The main political parties have now published their manifestos for the 2010 general election (which takes place in less than one month’s time, on Thursday 6 May 2010). Here we round up their promises on the national minimum wage.
Update: National minimum wage: What are the new rates for 2010/2011? and National minimum wage: Increases for 2010/2011 effective today Full details of the national minimum wage rates for 2010 and 2011, which came into effect from 1 October 2010.
The Labour party manifesto (PDF format, 2.3MB) meanwhile includes a promise that the remit of the Low Pay Commission (LPC) in will include a goal of “the national minimum wage rising at least in line with average earnings” in 2011, 2012, 2013, 2014 and 2015.
The manifesto goes on to promise that the LPC will be accorded additional responsibilities “to report on productivity and career progression in low-skilled, low-paid sectors, bringing together representatives from the business community and social partners.”
Labour’s manifesto promises on the national minimum wage met with a cool reception from the CBI (external website). CBI Deputy Director-General John Cridland commented that “The setting of a national minimum wage is a matter best left to the independent Low Pay Commission.”
The TUC, in contrast, welcomed the manifesto promises (external website). TUC general secretary Brendan Barber said:

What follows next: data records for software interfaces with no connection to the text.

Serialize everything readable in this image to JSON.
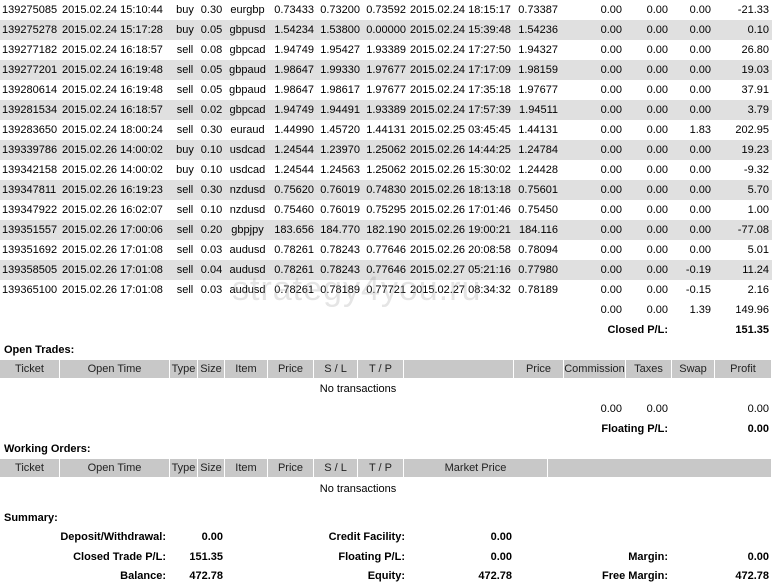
{
  "closed_trades": [
    [
      "139275085",
      "2015.02.24 15:10:44",
      "buy",
      "0.30",
      "eurgbp",
      "0.73433",
      "0.73200",
      "0.73592",
      "2015.02.24 18:15:17",
      "0.73387",
      "0.00",
      "0.00",
      "0.00",
      "-21.33"
    ],
    [
      "139275278",
      "2015.02.24 15:17:28",
      "buy",
      "0.05",
      "gbpusd",
      "1.54234",
      "1.53800",
      "0.00000",
      "2015.02.24 15:39:48",
      "1.54236",
      "0.00",
      "0.00",
      "0.00",
      "0.10"
    ],
    [
      "139277182",
      "2015.02.24 16:18:57",
      "sell",
      "0.08",
      "gbpcad",
      "1.94749",
      "1.95427",
      "1.93389",
      "2015.02.24 17:27:50",
      "1.94327",
      "0.00",
      "0.00",
      "0.00",
      "26.80"
    ],
    [
      "139277201",
      "2015.02.24 16:19:48",
      "sell",
      "0.05",
      "gbpaud",
      "1.98647",
      "1.99330",
      "1.97677",
      "2015.02.24 17:17:09",
      "1.98159",
      "0.00",
      "0.00",
      "0.00",
      "19.03"
    ],
    [
      "139280614",
      "2015.02.24 16:19:48",
      "sell",
      "0.05",
      "gbpaud",
      "1.98647",
      "1.98617",
      "1.97677",
      "2015.02.24 17:35:18",
      "1.97677",
      "0.00",
      "0.00",
      "0.00",
      "37.91"
    ],
    [
      "139281534",
      "2015.02.24 16:18:57",
      "sell",
      "0.02",
      "gbpcad",
      "1.94749",
      "1.94491",
      "1.93389",
      "2015.02.24 17:57:39",
      "1.94511",
      "0.00",
      "0.00",
      "0.00",
      "3.79"
    ],
    [
      "139283650",
      "2015.02.24 18:00:24",
      "sell",
      "0.30",
      "euraud",
      "1.44990",
      "1.45720",
      "1.44131",
      "2015.02.25 03:45:45",
      "1.44131",
      "0.00",
      "0.00",
      "1.83",
      "202.95"
    ],
    [
      "139339786",
      "2015.02.26 14:00:02",
      "buy",
      "0.10",
      "usdcad",
      "1.24544",
      "1.23970",
      "1.25062",
      "2015.02.26 14:44:25",
      "1.24784",
      "0.00",
      "0.00",
      "0.00",
      "19.23"
    ],
    [
      "139342158",
      "2015.02.26 14:00:02",
      "buy",
      "0.10",
      "usdcad",
      "1.24544",
      "1.24563",
      "1.25062",
      "2015.02.26 15:30:02",
      "1.24428",
      "0.00",
      "0.00",
      "0.00",
      "-9.32"
    ],
    [
      "139347811",
      "2015.02.26 16:19:23",
      "sell",
      "0.30",
      "nzdusd",
      "0.75620",
      "0.76019",
      "0.74830",
      "2015.02.26 18:13:18",
      "0.75601",
      "0.00",
      "0.00",
      "0.00",
      "5.70"
    ],
    [
      "139347922",
      "2015.02.26 16:02:07",
      "sell",
      "0.10",
      "nzdusd",
      "0.75460",
      "0.76019",
      "0.75295",
      "2015.02.26 17:01:46",
      "0.75450",
      "0.00",
      "0.00",
      "0.00",
      "1.00"
    ],
    [
      "139351557",
      "2015.02.26 17:00:06",
      "sell",
      "0.20",
      "gbpjpy",
      "183.656",
      "184.770",
      "182.190",
      "2015.02.26 19:00:21",
      "184.116",
      "0.00",
      "0.00",
      "0.00",
      "-77.08"
    ],
    [
      "139351692",
      "2015.02.26 17:01:08",
      "sell",
      "0.03",
      "audusd",
      "0.78261",
      "0.78243",
      "0.77646",
      "2015.02.26 20:08:58",
      "0.78094",
      "0.00",
      "0.00",
      "0.00",
      "5.01"
    ],
    [
      "139358505",
      "2015.02.26 17:01:08",
      "sell",
      "0.04",
      "audusd",
      "0.78261",
      "0.78243",
      "0.77646",
      "2015.02.27 05:21:16",
      "0.77980",
      "0.00",
      "0.00",
      "-0.19",
      "11.24"
    ],
    [
      "139365100",
      "2015.02.26 17:01:08",
      "sell",
      "0.03",
      "audusd",
      "0.78261",
      "0.78189",
      "0.77721",
      "2015.02.27 08:34:32",
      "0.78189",
      "0.00",
      "0.00",
      "-0.15",
      "2.16"
    ]
  ],
  "closed_totals": {
    "commission": "0.00",
    "taxes": "0.00",
    "swap": "1.39",
    "profit": "149.96"
  },
  "closed_pl": {
    "label": "Closed P/L:",
    "value": "151.35"
  },
  "watermark": "strategy4you.ru",
  "open_trades": {
    "title": "Open Trades:",
    "headers": [
      "Ticket",
      "Open Time",
      "Type",
      "Size",
      "Item",
      "Price",
      "S / L",
      "T / P",
      "",
      "Price",
      "Commission",
      "Taxes",
      "Swap",
      "Profit"
    ],
    "empty": "No transactions",
    "totals": {
      "commission": "0.00",
      "taxes": "0.00",
      "profit": "0.00"
    },
    "floating_label": "Floating P/L:",
    "floating_value": "0.00"
  },
  "working_orders": {
    "title": "Working Orders:",
    "headers": [
      "Ticket",
      "Open Time",
      "Type",
      "Size",
      "Item",
      "Price",
      "S / L",
      "T / P",
      "Market Price"
    ],
    "empty": "No transactions"
  },
  "summary": {
    "title": "Summary:",
    "deposit_label": "Deposit/Withdrawal:",
    "deposit_value": "0.00",
    "credit_label": "Credit Facility:",
    "credit_value": "0.00",
    "closed_label": "Closed Trade P/L:",
    "closed_value": "151.35",
    "floating_label": "Floating P/L:",
    "floating_value": "0.00",
    "margin_label": "Margin:",
    "margin_value": "0.00",
    "balance_label": "Balance:",
    "balance_value": "472.78",
    "equity_label": "Equity:",
    "equity_value": "472.78",
    "free_margin_label": "Free Margin:",
    "free_margin_value": "472.78"
  }
}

While the Commission must continue to make its recommendations on the evidence available, it is good to rule out letting the minimum wage fall behind the growth of average earnings. The minimum wage must never be allowed to ‘wither on the vine’ otherwise low-paying employers will be allowed to shirk their responsibilities and needlessly abandon low-paid workers to poverty pay.
Last month, the Government announced that the national minimum wage adult rate will rise from its current level of £5.80 per hour to £5.93 per hour with effect from 1 October 2010, an increase of 2.2%.
The Conservative party manifesto (PDF format, 77.5MB) (external website) includes only a brief mention of the national minimum wage. It states:
We need to make work pay, so we will keep the minimum wage and work to reduce the very high marginal tax rates faced by many people on low incomes who want to return to work or increase their earnings.
Liberal Democrats’ manifesto
The Liberal Democrats’ manifesto (PDF format, 865.9K) (external website) includes a promise to extend the coverage of national minimum wage adult rate to workers aged 16 and over.
Its list of promises on “helping families stay strong” includes the following:
Set the minimum wage at the same level for all workers over 16 (except for those on apprenticeships).
The CBI was extremely critical of these proposals (external website). CBI Deputy Director-General John Cridland said:
Increasing the young person’s minimum wage by over 20% would cause even higher levels of youth unemployment, and this would have long-term scarring effects on people as they move to the world of work. Such a policy is also contrary to the advice of the independent Low Pay Commission.
The national minimum wage adult rate is currently paid to workers aged 22 and over (subscription required). However, the Government announced last month that it will be extended to 21 year-old workers from October 2010.